Reinaldo Povod

From Wikipedia, the free encyclopedia
Jump to: navigation, search

Reinaldo Povod (1960 - July 30, 1994 Brooklyn) was an American playwright.[1]

Life[edit]

Reinaldo Povod, known to his friends as Rei (Ray) grew up on the Lower East Side. The son of a Puerto Rican mother and a Cuban father of Russian descent.[2] In 1977, his play Cries and Shouts played at the Nuyorican Poets Café, where Mr. Povod was a protege of Miguel Piñero.[3] Bill Hart brought Mr. Povod to the attention of Joseph Papp, who invited him to become a resident playwright at the Public Theater. In 1986, Cuba and His Teddy Bear opened on Broadway, with Robert De Niro in the lead, for which Mr. Povod received the George Oppenheimer/Newsday Award (The Oppy).[4] In 2009, Cuba and His Teddy Bear received its Chicago premiere by the Urban Theater Company and People's Theater of Chicago.[5] Reinaldo Povod co-authored the play Super Fishbowl Sunday with longtime friend and collaborator Richard Barbour, which was produced in 2001 at the Krane Theater in Manhattan, directed by Mr. Barbour.[6] The play Super Fishbowl Sunday has since been adapted into a screenplay by Richard Barbour and Joseph Barbour and is in pre-production at Bergen Street Ent.[7]

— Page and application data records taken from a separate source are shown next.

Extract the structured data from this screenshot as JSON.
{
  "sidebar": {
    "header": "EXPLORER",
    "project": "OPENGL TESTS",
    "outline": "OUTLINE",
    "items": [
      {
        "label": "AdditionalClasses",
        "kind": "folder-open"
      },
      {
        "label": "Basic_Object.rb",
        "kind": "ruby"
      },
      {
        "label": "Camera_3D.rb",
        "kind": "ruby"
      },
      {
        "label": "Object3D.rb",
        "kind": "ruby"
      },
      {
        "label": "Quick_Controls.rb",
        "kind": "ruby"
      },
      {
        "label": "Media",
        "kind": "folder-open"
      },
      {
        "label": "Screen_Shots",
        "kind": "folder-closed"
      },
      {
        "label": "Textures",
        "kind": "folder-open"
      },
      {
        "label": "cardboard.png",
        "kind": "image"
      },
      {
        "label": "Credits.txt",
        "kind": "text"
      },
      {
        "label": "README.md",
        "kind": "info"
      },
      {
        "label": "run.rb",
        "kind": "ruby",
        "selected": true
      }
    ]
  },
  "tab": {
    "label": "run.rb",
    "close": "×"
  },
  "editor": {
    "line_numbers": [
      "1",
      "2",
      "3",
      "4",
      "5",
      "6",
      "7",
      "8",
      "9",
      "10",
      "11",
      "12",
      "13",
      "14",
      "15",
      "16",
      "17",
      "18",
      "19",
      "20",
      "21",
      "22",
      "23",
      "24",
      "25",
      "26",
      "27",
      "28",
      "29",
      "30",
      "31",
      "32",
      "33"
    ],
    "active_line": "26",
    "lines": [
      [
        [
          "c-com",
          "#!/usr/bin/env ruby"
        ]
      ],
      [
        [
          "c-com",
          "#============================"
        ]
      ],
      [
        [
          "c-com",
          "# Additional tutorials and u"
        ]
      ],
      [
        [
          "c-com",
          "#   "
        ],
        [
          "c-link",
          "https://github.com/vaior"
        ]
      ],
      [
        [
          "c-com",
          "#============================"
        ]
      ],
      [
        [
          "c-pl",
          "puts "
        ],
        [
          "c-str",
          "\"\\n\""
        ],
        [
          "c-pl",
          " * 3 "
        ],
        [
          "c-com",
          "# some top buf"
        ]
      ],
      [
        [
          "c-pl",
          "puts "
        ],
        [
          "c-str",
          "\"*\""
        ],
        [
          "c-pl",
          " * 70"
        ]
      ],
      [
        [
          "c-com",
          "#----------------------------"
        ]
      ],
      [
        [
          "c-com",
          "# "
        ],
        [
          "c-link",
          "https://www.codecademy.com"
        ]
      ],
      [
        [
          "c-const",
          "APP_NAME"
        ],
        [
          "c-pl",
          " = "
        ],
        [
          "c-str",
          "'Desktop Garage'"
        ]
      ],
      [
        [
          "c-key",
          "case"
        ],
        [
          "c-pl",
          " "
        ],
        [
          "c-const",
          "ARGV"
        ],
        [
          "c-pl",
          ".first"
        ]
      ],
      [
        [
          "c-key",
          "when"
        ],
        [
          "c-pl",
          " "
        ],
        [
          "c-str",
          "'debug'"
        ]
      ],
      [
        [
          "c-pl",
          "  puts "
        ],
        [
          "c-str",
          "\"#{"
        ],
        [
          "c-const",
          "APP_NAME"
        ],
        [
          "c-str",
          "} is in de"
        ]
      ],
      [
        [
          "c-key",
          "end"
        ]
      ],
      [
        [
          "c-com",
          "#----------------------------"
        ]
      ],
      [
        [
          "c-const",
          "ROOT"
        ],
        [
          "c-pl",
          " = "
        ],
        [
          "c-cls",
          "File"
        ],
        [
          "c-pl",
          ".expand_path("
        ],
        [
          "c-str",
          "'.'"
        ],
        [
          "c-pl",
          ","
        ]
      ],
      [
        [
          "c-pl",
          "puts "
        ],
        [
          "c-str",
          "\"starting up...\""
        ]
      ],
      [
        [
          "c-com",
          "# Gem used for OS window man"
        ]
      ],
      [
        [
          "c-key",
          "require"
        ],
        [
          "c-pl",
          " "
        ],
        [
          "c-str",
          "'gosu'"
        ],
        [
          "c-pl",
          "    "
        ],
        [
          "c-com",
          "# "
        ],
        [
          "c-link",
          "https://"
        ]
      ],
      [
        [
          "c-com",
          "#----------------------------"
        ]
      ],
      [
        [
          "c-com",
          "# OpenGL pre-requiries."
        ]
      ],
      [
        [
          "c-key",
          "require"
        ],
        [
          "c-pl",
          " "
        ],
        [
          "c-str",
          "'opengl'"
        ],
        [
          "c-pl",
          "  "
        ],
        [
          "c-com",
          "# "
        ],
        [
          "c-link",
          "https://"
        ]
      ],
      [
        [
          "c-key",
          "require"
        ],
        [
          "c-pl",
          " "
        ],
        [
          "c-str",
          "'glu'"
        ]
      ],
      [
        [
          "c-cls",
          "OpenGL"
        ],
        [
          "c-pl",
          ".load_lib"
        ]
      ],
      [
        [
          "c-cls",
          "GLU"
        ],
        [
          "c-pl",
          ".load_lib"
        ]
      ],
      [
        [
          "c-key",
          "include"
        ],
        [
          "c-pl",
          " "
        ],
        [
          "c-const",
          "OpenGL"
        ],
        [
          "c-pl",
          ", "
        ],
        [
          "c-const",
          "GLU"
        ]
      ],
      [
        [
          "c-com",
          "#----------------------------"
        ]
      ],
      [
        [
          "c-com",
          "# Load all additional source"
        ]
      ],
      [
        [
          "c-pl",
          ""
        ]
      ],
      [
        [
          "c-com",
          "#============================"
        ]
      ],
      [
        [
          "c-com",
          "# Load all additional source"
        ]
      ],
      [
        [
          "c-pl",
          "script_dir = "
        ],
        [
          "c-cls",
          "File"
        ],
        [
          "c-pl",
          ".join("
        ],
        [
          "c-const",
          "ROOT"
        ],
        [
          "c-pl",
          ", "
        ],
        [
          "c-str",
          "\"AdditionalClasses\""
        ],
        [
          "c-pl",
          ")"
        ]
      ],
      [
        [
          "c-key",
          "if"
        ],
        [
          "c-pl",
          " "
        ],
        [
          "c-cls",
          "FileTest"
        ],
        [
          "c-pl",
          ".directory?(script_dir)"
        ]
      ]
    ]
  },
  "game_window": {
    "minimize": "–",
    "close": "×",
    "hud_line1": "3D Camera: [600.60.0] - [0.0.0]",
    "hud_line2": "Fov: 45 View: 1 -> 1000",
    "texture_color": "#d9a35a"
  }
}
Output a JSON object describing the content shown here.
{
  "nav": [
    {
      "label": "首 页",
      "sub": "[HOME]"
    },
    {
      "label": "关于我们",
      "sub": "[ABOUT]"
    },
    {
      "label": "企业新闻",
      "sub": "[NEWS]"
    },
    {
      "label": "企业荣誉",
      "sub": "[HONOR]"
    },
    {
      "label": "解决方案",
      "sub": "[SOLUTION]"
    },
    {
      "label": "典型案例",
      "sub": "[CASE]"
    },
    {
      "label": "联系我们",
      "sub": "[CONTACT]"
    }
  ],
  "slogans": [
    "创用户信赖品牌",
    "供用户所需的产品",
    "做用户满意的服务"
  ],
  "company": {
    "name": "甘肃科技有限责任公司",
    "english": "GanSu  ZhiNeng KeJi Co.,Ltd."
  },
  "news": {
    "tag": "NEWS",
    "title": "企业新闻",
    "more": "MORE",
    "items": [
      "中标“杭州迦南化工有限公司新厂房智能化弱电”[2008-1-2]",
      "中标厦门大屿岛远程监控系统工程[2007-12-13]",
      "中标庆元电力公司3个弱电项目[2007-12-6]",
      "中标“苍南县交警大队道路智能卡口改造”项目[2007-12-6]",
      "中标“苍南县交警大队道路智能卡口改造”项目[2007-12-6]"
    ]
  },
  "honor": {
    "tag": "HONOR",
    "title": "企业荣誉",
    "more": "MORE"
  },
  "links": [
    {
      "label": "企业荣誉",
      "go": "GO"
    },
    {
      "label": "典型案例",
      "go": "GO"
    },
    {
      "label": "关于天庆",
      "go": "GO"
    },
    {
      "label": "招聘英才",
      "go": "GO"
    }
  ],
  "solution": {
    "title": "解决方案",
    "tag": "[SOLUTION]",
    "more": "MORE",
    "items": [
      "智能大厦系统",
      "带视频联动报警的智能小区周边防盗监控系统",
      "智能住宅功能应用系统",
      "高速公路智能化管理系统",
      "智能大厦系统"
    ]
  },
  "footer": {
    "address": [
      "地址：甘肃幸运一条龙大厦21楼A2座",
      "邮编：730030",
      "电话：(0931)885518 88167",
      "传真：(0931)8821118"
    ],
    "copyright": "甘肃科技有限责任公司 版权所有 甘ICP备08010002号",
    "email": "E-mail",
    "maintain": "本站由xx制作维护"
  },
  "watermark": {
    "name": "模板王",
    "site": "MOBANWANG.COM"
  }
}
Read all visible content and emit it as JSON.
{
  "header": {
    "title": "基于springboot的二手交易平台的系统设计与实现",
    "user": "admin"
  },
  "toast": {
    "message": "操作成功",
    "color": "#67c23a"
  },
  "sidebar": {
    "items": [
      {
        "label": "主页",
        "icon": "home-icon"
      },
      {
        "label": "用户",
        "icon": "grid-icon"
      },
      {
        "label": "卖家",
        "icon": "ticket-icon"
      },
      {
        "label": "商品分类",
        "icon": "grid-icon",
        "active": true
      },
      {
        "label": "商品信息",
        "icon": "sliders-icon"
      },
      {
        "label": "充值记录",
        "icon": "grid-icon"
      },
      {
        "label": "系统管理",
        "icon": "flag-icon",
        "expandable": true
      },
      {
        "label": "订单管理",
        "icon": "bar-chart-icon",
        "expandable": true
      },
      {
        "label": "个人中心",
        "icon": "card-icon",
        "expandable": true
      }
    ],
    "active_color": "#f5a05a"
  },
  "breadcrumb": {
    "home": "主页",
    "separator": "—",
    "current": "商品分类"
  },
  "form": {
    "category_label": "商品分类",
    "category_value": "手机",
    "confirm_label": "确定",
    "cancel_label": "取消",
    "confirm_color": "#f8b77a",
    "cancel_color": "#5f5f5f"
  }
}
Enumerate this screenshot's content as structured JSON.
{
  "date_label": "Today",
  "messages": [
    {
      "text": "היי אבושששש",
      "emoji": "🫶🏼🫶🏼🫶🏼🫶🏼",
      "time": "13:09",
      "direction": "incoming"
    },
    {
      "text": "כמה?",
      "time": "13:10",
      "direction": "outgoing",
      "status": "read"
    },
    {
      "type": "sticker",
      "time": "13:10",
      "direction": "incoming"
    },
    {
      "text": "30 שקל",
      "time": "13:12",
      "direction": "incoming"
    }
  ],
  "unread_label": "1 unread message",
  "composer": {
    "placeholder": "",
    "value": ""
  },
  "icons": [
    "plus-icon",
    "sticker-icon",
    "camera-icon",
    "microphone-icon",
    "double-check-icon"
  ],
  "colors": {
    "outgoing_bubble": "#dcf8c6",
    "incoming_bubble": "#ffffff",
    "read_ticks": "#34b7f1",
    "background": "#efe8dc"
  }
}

Awards[edit]

Works[edit]

  • Cries and Shouts
  • Cuba and His Teddy Bear. Samuel French, Inc. 1986. ISBN 978-0-573-69028-0. 
  • La Puta Vida Trilogy (This Bitch of a Life). S. French, Inc. 1987. ISBN 9780573662041. 
  • Nijinsky Choked His Chicken, 1987
  • Poppa Dio!
  • South of Tomorrow
  • Super Fishbowl Sunday
  • A Brownsville Archipelago
  • Miami Vice "Everybody's in Showbiz"[8]

Reviews[edit]

Povod's story has much incident but not a lot of plot. He relies on arbitrary action more than character development and takes too long reaching an ending. Moments might be cathartic except that these people, with the exception of the son, are not the sort to learn from their mistakes. But Povod knows his terrain, his dialogue is sharp and colorful yet fits the characters, he never bogs down in exposition, and he sentimentalizes nothing.[9]

References[edit]

External links[edit]